Fact: Although research is closely examining lifestyle and environmental factors with regard to the risk of developing dementia, it appears that regular exercise and healthy nutrition help lower the odds of getting dementia.In other words, what’s good for the heart is also good for the brain. And staying active socially and keeping your brain fit via crossword puzzles, mediation, yoga, reading and learning new skills are considered important in decreasing the risk or at least delaying the onset of dementia.
Myth # 4: People with dementia can’t understand what’s happening around them
Fact: Some people believe that because a person with dementia isn’t communicating normally means that they can’t understand what’s happening around them. This is not at all true – because the part of the brain responsible for communication is different from the part of the brain responsible for awareness. So while they may have difficulty in communicating, they most likely do know they want and can understand the situations they are in. Therefore patience is very important when communicating with people living with dementia.
What other interesting information can you share with us about dementia? Do let us know – we’d love to hear from you!
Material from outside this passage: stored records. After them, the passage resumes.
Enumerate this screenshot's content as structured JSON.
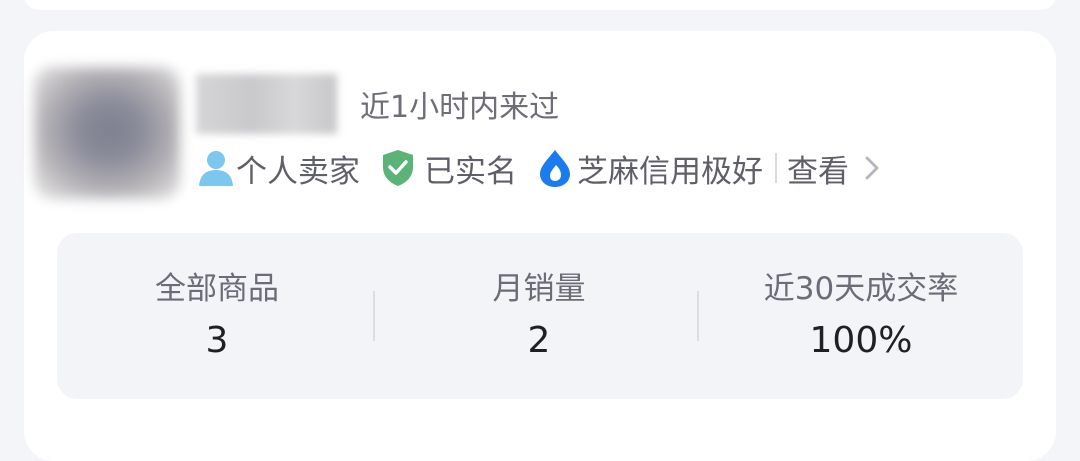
{
  "seller": {
    "last_active": "近1小时内来过",
    "tags": {
      "personal_seller": "个人卖家",
      "verified": "已实名",
      "sesame_credit": "芝麻信用极好",
      "view": "查看"
    }
  },
  "stats": {
    "items": [
      {
        "label": "全部商品",
        "value": "3"
      },
      {
        "label": "月销量",
        "value": "2"
      },
      {
        "label": "近30天成交率",
        "value": "100%"
      }
    ]
  },
  "colors": {
    "person_icon": "#7cc6f0",
    "shield_icon": "#5cb377",
    "sesame_icon": "#1a7cf0",
    "text_secondary": "#6e6e77",
    "text_primary": "#1f1f24",
    "panel_bg": "#f3f4f8"
  },
  "icons": [
    "person-icon",
    "shield-check-icon",
    "sesame-credit-icon",
    "chevron-right-icon"
  ]
}
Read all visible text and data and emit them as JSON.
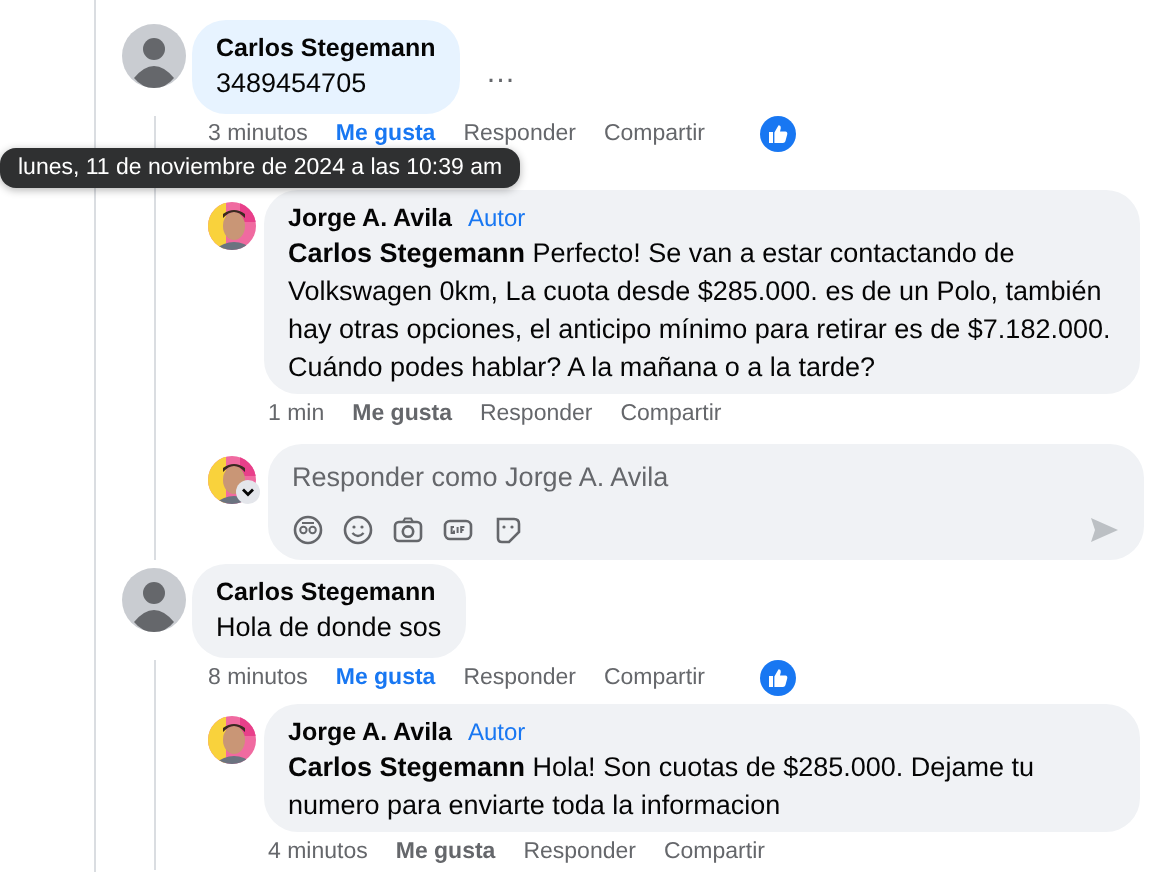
{
  "tooltip": "lunes, 11 de noviembre de 2024 a las 10:39 am",
  "comments": [
    {
      "author": "Carlos Stegemann",
      "text": "3489454705",
      "more": "…",
      "time": "3 minutos",
      "like": "Me gusta",
      "liked": true,
      "reply": "Responder",
      "share": "Compartir",
      "reaction": true,
      "replies": [
        {
          "author": "Jorge A. Avila",
          "badge": "Autor",
          "mention": "Carlos Stegemann",
          "text": "Perfecto! Se van a estar contactando de Volkswagen 0km, La cuota desde $285.000. es de un Polo, también hay otras opciones, el anticipo mínimo para retirar es de $7.182.000. Cuándo podes hablar? A la mañana o a la tarde?",
          "time": "1 min",
          "like": "Me gusta",
          "liked": false,
          "reply": "Responder",
          "share": "Compartir"
        }
      ],
      "composer": {
        "placeholder": "Responder como Jorge A. Avila"
      }
    },
    {
      "author": "Carlos Stegemann",
      "text": "Hola de donde sos",
      "time": "8 minutos",
      "like": "Me gusta",
      "liked": true,
      "reply": "Responder",
      "share": "Compartir",
      "reaction": true,
      "replies": [
        {
          "author": "Jorge A. Avila",
          "badge": "Autor",
          "mention": "Carlos Stegemann",
          "text": "Hola! Son cuotas de $285.000. Dejame tu numero para enviarte toda la informacion",
          "time": "4 minutos",
          "like": "Me gusta",
          "liked": false,
          "reply": "Responder",
          "share": "Compartir"
        }
      ]
    }
  ]
}
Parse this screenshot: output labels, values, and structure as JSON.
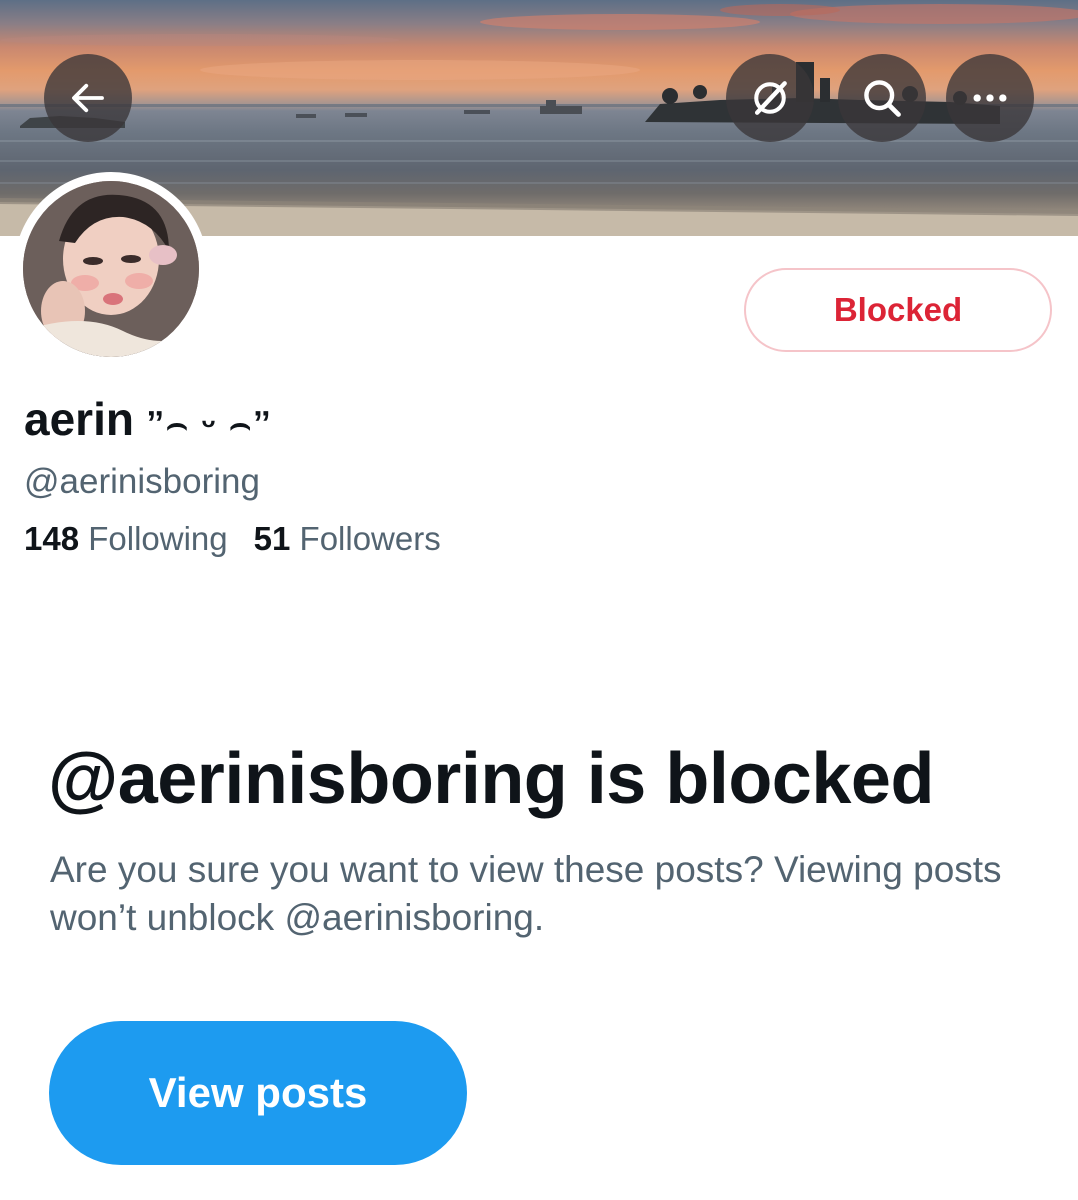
{
  "header": {
    "back_icon": "arrow-left-icon",
    "grok_icon": "grok-icon",
    "search_icon": "search-icon",
    "more_icon": "more-horizontal-icon"
  },
  "profile": {
    "display_name": "aerin",
    "name_decoration": "ˮ⌢ ᵕ ⌢ˮ",
    "handle": "@aerinisboring",
    "following_count": "148",
    "following_label": "Following",
    "followers_count": "51",
    "followers_label": "Followers",
    "blocked_button_label": "Blocked"
  },
  "blocked_notice": {
    "title": "@aerinisboring is blocked",
    "description": "Are you sure you want to view these posts? Viewing posts won’t unblock @aerinisboring.",
    "view_posts_label": "View posts"
  },
  "colors": {
    "accent": "#1d9bf0",
    "blocked_red": "#dc2436",
    "text_primary": "#0f1419",
    "text_secondary": "#536471"
  }
}
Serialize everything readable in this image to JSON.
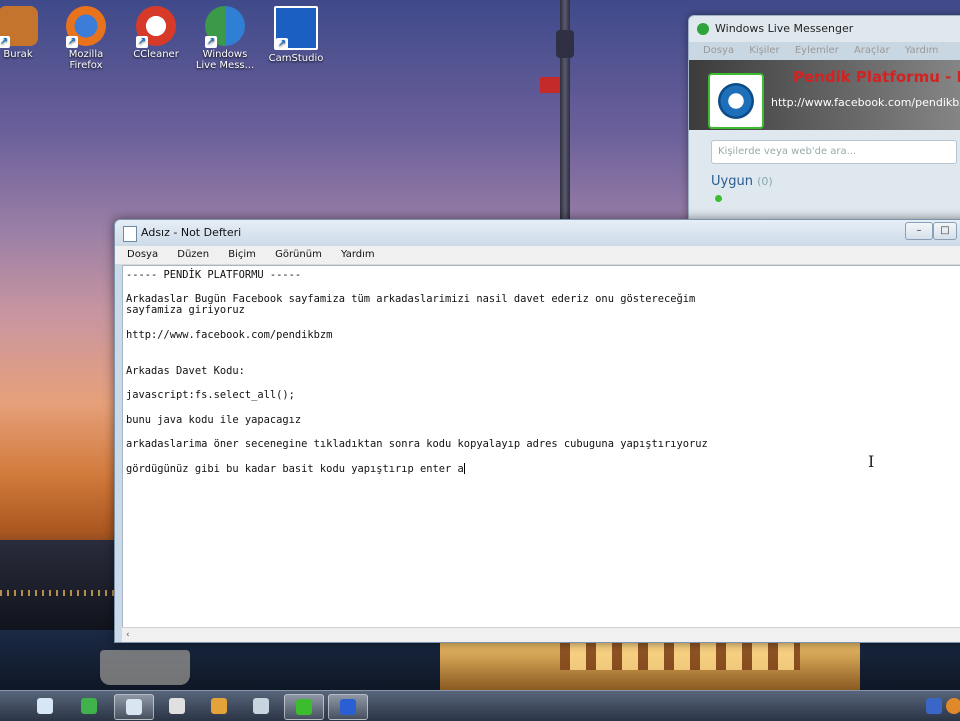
{
  "desktop": {
    "icons": [
      {
        "label": "Burak",
        "color": "#c4742c"
      },
      {
        "label": "Mozilla Firefox",
        "color": "#e8731c"
      },
      {
        "label": "CCleaner",
        "color": "#d83a2a"
      },
      {
        "label": "Windows Live Mess...",
        "color": "#3a9a4a"
      },
      {
        "label": "CamStudio",
        "color": "#1b5fc2"
      }
    ]
  },
  "messenger": {
    "title": "Windows Live Messenger",
    "menu": [
      "Dosya",
      "Kişiler",
      "Eylemler",
      "Araçlar",
      "Yardım"
    ],
    "display_name": "Pendik Platformu - E",
    "personal_message": "http://www.facebook.com/pendikbzm",
    "search_placeholder": "Kişilerde veya web'de ara...",
    "group": "Uygun",
    "group_count": "(0)"
  },
  "notepad": {
    "title": "Adsız - Not Defteri",
    "menu": [
      "Dosya",
      "Düzen",
      "Biçim",
      "Görünüm",
      "Yardım"
    ],
    "controls": {
      "minimize": "–",
      "maximize": "□",
      "close": "✕"
    },
    "lines": [
      "----- PENDİK PLATFORMU -----",
      "",
      "Arkadaslar Bugün Facebook sayfamiza tüm arkadaslarimizi nasil davet ederiz onu göstereceğim",
      "sayfamiza giriyoruz",
      "",
      "http://www.facebook.com/pendikbzm",
      "",
      "",
      "Arkadas Davet Kodu:",
      "",
      "javascript:fs.select_all();",
      "",
      "bunu java kodu ile yapacagız",
      "",
      "arkadaslarima öner secenegine tıkladıktan sonra kodu kopyalayıp adres cubuguna yapıştırıyoruz",
      "",
      "gördügünüz gibi bu kadar basit kodu yapıştırıp enter a"
    ]
  },
  "taskbar": {
    "items": [
      {
        "name": "start",
        "color": "#e9e9e9"
      },
      {
        "name": "explorer",
        "color": "#d7e6f5"
      },
      {
        "name": "media",
        "color": "#3fb34a"
      },
      {
        "name": "notepad",
        "color": "#d9e6f2"
      },
      {
        "name": "app1",
        "color": "#e0e0e0"
      },
      {
        "name": "app2",
        "color": "#e4a23a"
      },
      {
        "name": "app3",
        "color": "#c8d4de"
      },
      {
        "name": "messenger",
        "color": "#3cbc2f"
      },
      {
        "name": "camstudio",
        "color": "#2a5fd4"
      }
    ]
  }
}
Ashiana Housing build homes. Homes surrounded by vast green spaces and fresh breeze. Homes cocooned in secured gated complexes. Homes where futures are forged and there are opportunities to grow. And Homes in environments brimming with healthy activity, trust and respect. At heart, we build communities with care.